Why Marketing Professional Do not Use eCards Everyday?

You are a marketing professional. If you were to answer few questions, will you be able to? Let me ask you. What is the birthday of your top ten buyers? What is the date of their wedding anniversary? How many children do they have and what are their birthdays. What do they like and what do they hate? Are they deeply religious? Which is their favorite restaurant? I can as k you few more questions like these, but I feel that you are getting what I am trying to say.In this race of getting orders, who will win? One who knows more about his/her buyer than others? One who knows how to relate to the buyer at a personal level and one whom the buyer will slowly begin treating like a family friend.
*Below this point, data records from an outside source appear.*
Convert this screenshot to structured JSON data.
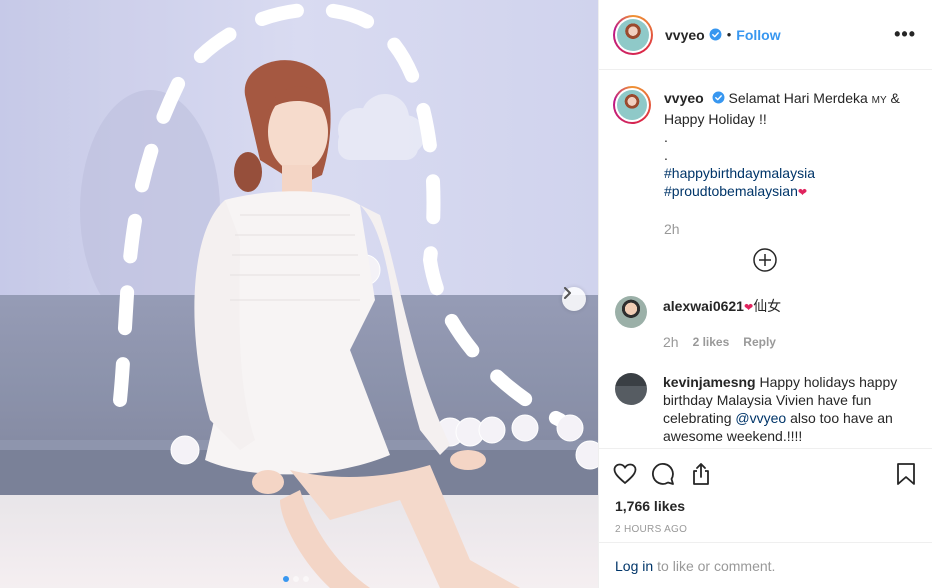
{
  "post": {
    "username": "vvyeo",
    "follow_label": "Follow",
    "more_label": "•••",
    "caption": {
      "username": "vvyeo",
      "line1_pre": "Selamat Hari Merdeka ",
      "line1_flag": "MY",
      "line1_post": " &",
      "line2": "Happy Holiday !!",
      "dot1": ".",
      "dot2": ".",
      "hashtag1": "#happybirthdaymalaysia",
      "hashtag2": "#proudtobemalaysian",
      "time": "2h"
    },
    "comments": [
      {
        "username": "alexwai0621",
        "text": "仙女",
        "time": "2h",
        "likes": "2 likes",
        "reply": "Reply"
      },
      {
        "username": "kevinjamesng",
        "text_pre": "Happy holidays happy birthday Malaysia Vivien have fun celebrating ",
        "mention": "@vvyeo",
        "text_post": " also too have an awesome weekend.!!!!"
      }
    ],
    "likes": "1,766 likes",
    "posted_ago": "2 HOURS AGO",
    "login_link": "Log in",
    "login_text": "to like or comment.",
    "carousel": {
      "slides": 3,
      "active_index": 0
    }
  },
  "icons": {
    "verified": "verified-badge-icon",
    "like": "heart-icon",
    "comment": "comment-icon",
    "share": "share-icon",
    "save": "bookmark-icon",
    "load_more": "plus-circle-icon",
    "carousel_next": "chevron-right-icon"
  },
  "colors": {
    "link_blue": "#3897f0",
    "hashtag": "#003569",
    "muted": "#999999",
    "text": "#262626",
    "carousel_active": "#3897f0"
  }
}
For achieving that, you must know about your buyer and make use of that information to increase your good will. Let me tell you how you can do it with ecards very easily.Occasions when you can send ecards to buyers - Birthdays of your buyer, his/her spouse and the children is one day you should never miss. The wedding anniversary, arrival of a new baby, congratulations to a child for doing well in the examination, completing graduation, all holidays and every other occasion when they would love to receive your ecard should be used. Do not miss a single such day, even if you expect next order after a year. Believe me that by that time, you would get so close that your buyer would not call offers from anybody else. Marketing is an art. Use ecards to perfect that at no cost.

Summary

That's a question networkers ask me a lot. And it seems so reasonable, especially when they really love their product. Three answers for you if you are wondering about this:1. Has everyone bought your product?If not, then everyone has spoken, haven't they? Sigh. And no, it's not necessarily that your presentation is bad. ( http://kimklaverblogs.blogspot.com/2006/04/are-you-trying-to-convert-heathen.html ) Even with the ideal show 'n tell, there might not be a match. N...